=== Data section ===
◆ ◆ ◆ ◆

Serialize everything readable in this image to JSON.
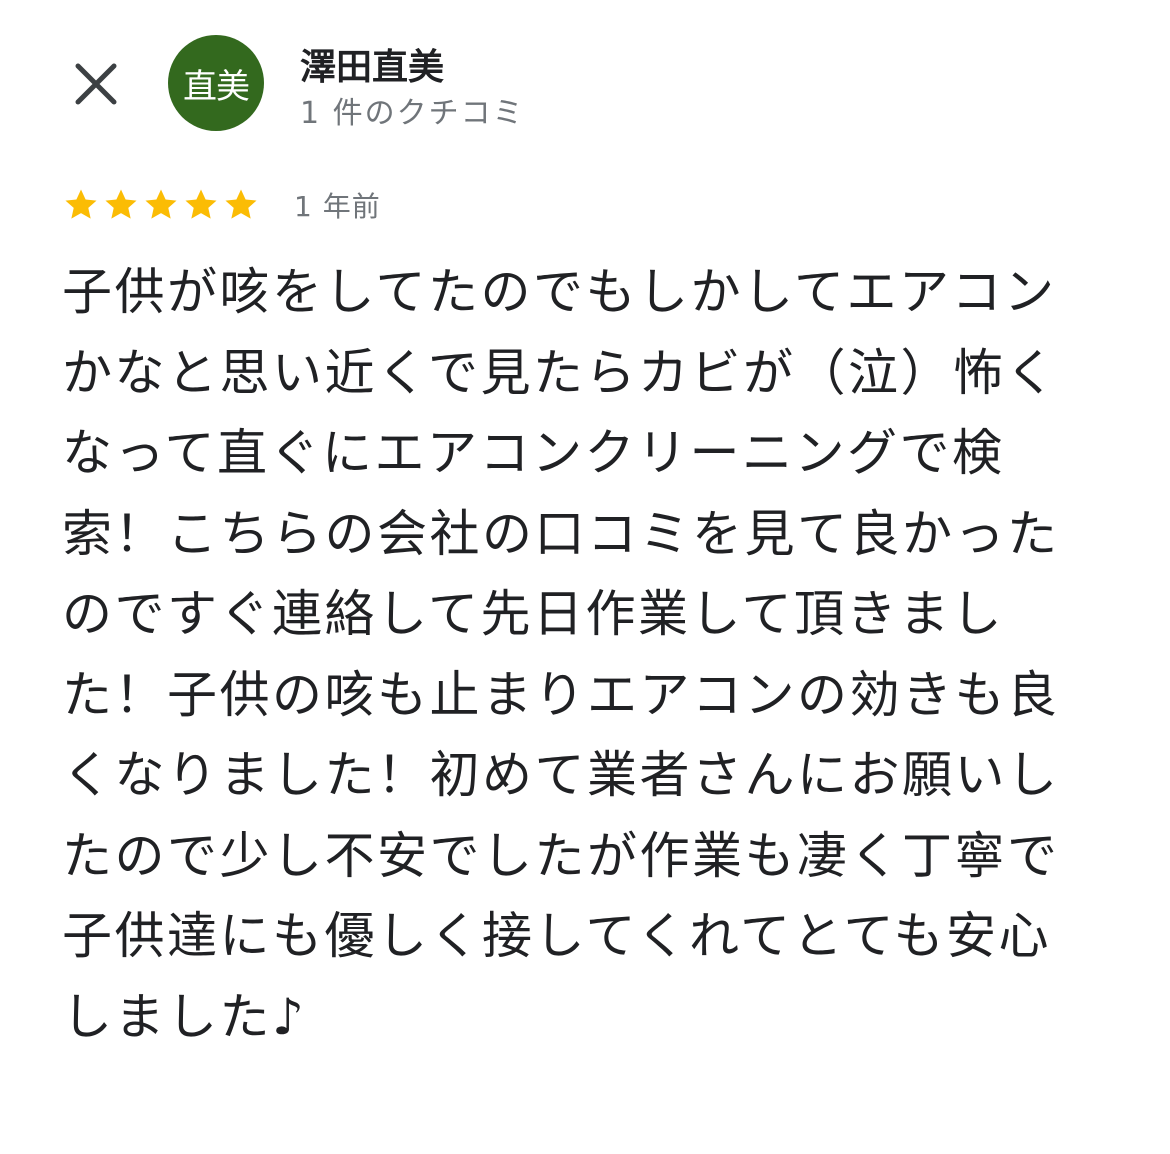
{
  "header": {
    "close_icon": "close-icon",
    "avatar": {
      "initials": "直美",
      "background_color": "#33691e"
    },
    "reviewer_name": "澤田直美",
    "review_count": "1 件のクチコミ"
  },
  "review": {
    "rating": 5,
    "max_rating": 5,
    "star_color": "#fbbc04",
    "time_ago": "1 年前",
    "text": "子供が咳をしてたのでもしかしてエアコンかなと思い近くで見たらカビが（泣）怖くなって直ぐにエアコンクリーニングで検索！こちらの会社の口コミを見て良かったのですぐ連絡して先日作業して頂きました！子供の咳も止まりエアコンの効きも良くなりました！初めて業者さんにお願いしたので少し不安でしたが作業も凄く丁寧で子供達にも優しく接してくれてとても安心しました♪"
  }
}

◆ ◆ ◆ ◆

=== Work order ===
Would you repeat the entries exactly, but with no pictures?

=== Solution to this exercise ===
Serialize everything readable in this image to JSON.
{
  "header": {
    "close_icon": "close-icon",
    "avatar": {
      "initials": "直美",
      "background_color": "#33691e"
    },
    "reviewer_name": "澤田直美",
    "review_count": "1 件のクチコミ"
  },
  "review": {
    "rating": 5,
    "max_rating": 5,
    "star_color": "#fbbc04",
    "time_ago": "1 年前",
    "text": "子供が咳をしてたのでもしかしてエアコンかなと思い近くで見たらカビが（泣）怖くなって直ぐにエアコンクリーニングで検索！こちらの会社の口コミを見て良かったのですぐ連絡して先日作業して頂きました！子供の咳も止まりエアコンの効きも良くなりました！初めて業者さんにお願いしたので少し不安でしたが作業も凄く丁寧で子供達にも優しく接してくれてとても安心しました♪"
  }
}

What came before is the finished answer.